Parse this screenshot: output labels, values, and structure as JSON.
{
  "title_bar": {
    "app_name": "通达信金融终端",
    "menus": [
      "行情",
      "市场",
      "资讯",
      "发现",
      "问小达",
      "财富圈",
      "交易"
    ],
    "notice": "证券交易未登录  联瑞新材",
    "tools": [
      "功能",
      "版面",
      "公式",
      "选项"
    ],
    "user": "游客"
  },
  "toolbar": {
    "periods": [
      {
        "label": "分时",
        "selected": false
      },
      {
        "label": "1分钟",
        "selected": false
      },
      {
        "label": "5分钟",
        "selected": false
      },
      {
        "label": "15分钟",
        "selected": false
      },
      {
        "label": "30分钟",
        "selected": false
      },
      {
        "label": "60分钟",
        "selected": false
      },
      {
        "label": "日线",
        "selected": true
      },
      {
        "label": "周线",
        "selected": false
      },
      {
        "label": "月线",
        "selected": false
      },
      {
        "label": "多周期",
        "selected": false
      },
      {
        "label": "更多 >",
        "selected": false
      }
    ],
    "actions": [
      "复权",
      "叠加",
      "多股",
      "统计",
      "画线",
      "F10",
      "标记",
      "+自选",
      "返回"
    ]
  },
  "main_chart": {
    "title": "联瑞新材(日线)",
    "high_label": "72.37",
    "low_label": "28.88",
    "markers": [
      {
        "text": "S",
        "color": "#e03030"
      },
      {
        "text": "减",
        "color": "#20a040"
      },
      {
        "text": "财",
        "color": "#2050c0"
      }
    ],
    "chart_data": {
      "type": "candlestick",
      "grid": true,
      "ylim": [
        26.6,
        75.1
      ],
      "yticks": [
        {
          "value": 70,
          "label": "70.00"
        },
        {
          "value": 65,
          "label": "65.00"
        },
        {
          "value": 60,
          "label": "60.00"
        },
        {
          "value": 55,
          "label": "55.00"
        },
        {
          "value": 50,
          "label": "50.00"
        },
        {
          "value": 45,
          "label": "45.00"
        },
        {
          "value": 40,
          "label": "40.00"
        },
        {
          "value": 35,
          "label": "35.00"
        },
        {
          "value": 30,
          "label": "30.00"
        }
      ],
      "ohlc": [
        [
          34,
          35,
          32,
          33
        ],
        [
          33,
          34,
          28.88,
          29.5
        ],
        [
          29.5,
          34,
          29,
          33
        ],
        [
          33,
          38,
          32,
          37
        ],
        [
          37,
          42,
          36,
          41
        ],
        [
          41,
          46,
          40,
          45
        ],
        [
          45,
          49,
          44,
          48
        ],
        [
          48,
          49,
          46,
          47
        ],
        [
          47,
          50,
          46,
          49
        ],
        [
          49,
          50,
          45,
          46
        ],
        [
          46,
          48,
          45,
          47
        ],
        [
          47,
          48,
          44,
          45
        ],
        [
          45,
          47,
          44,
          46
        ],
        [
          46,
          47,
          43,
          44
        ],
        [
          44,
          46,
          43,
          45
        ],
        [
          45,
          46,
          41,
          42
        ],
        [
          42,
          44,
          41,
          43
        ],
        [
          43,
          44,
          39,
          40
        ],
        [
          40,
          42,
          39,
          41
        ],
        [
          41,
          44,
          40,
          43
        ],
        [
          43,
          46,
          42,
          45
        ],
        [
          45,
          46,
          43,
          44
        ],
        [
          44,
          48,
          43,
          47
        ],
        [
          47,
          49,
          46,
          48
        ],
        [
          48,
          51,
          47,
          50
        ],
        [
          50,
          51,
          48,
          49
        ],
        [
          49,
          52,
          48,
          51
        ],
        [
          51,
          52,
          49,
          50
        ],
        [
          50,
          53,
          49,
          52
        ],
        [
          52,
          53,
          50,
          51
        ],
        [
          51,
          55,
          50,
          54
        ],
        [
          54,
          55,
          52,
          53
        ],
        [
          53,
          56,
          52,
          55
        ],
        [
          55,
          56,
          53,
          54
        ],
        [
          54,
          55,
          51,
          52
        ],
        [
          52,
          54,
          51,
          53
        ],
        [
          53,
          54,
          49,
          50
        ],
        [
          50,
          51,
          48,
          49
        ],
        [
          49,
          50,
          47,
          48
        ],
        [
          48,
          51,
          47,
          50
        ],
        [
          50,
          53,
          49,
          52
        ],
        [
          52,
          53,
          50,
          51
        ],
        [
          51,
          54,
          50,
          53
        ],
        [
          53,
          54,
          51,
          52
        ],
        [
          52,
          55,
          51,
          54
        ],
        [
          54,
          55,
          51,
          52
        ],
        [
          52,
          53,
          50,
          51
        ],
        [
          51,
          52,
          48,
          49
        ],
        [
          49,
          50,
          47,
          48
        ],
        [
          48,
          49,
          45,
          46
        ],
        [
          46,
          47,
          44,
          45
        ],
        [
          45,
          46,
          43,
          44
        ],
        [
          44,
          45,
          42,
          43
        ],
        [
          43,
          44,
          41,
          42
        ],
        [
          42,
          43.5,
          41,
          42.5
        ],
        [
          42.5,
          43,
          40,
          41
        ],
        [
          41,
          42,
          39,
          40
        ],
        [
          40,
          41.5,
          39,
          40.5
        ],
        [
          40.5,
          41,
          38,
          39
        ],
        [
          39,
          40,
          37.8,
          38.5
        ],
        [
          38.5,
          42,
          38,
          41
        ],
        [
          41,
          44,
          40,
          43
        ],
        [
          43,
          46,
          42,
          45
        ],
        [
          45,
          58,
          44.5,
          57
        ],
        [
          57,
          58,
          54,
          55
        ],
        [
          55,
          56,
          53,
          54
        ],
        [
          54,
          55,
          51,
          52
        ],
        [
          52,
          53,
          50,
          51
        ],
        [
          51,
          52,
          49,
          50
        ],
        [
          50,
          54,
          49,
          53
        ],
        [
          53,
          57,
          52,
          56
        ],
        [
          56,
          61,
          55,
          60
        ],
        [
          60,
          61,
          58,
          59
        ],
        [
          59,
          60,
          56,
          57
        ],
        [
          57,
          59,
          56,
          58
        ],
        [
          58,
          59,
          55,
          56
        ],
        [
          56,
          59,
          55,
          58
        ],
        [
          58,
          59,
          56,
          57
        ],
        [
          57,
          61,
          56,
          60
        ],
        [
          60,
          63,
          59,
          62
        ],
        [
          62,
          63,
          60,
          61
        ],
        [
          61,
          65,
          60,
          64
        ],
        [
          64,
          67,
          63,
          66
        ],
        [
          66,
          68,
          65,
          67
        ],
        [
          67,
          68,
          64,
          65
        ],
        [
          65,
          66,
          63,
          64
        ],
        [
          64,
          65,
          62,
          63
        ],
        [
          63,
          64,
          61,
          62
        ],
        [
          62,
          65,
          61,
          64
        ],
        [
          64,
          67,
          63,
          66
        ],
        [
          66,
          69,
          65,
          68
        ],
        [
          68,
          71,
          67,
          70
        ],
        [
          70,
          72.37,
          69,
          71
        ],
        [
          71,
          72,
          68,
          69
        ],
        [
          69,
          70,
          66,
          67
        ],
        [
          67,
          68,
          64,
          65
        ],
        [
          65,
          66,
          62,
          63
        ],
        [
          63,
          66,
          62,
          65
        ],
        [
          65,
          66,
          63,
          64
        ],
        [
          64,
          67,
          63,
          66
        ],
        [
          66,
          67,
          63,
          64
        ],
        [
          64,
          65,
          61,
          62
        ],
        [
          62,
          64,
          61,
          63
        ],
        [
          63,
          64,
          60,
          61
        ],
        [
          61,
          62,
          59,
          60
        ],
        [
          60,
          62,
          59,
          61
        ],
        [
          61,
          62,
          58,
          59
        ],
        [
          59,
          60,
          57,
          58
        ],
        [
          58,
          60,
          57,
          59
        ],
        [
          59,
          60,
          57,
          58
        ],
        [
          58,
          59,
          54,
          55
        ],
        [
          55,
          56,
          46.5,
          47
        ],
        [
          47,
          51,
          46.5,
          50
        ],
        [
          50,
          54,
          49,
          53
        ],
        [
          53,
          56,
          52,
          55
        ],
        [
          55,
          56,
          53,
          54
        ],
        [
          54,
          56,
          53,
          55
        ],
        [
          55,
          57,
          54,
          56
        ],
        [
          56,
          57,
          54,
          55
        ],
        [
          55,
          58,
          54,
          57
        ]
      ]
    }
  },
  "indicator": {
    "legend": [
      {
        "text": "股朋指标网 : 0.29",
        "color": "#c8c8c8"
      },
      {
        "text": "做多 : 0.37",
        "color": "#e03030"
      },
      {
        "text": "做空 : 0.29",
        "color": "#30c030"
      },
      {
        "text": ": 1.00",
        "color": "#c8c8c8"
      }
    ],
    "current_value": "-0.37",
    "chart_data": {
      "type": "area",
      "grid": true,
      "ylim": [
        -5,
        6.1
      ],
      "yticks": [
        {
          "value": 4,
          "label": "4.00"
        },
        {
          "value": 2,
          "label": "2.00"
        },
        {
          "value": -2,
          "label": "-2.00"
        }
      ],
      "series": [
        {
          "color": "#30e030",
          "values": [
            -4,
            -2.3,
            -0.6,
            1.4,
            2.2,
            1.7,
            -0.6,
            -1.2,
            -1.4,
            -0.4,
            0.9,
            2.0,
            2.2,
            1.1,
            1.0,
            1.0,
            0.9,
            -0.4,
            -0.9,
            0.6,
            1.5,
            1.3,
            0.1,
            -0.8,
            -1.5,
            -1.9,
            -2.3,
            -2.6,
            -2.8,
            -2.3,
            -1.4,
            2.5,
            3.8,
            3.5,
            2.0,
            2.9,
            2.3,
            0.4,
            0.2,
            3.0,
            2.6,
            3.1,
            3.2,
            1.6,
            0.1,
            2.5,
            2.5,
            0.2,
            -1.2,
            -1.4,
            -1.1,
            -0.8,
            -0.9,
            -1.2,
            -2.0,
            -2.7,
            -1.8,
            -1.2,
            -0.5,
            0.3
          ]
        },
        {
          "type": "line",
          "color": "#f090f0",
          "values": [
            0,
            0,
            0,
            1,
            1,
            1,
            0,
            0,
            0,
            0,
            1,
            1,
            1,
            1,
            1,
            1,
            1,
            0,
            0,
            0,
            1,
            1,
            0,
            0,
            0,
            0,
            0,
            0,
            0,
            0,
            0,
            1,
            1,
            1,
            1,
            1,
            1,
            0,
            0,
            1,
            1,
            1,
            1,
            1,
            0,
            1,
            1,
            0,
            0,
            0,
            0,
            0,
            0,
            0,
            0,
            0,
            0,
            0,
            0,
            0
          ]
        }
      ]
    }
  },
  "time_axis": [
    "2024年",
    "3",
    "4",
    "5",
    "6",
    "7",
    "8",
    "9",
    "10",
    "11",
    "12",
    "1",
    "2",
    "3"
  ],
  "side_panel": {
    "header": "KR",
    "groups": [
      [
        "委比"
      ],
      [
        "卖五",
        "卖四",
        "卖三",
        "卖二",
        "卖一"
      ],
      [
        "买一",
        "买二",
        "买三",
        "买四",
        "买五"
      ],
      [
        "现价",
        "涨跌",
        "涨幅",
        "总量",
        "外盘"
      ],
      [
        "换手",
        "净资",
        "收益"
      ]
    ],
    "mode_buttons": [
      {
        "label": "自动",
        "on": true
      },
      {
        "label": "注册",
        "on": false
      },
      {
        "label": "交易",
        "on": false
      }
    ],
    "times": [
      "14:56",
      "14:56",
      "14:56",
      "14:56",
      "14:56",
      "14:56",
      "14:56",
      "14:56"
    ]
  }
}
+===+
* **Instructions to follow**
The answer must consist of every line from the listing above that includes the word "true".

* **Response for this exercise**
        "selected": true
      "grid": true,
      "grid": true,
        "on": true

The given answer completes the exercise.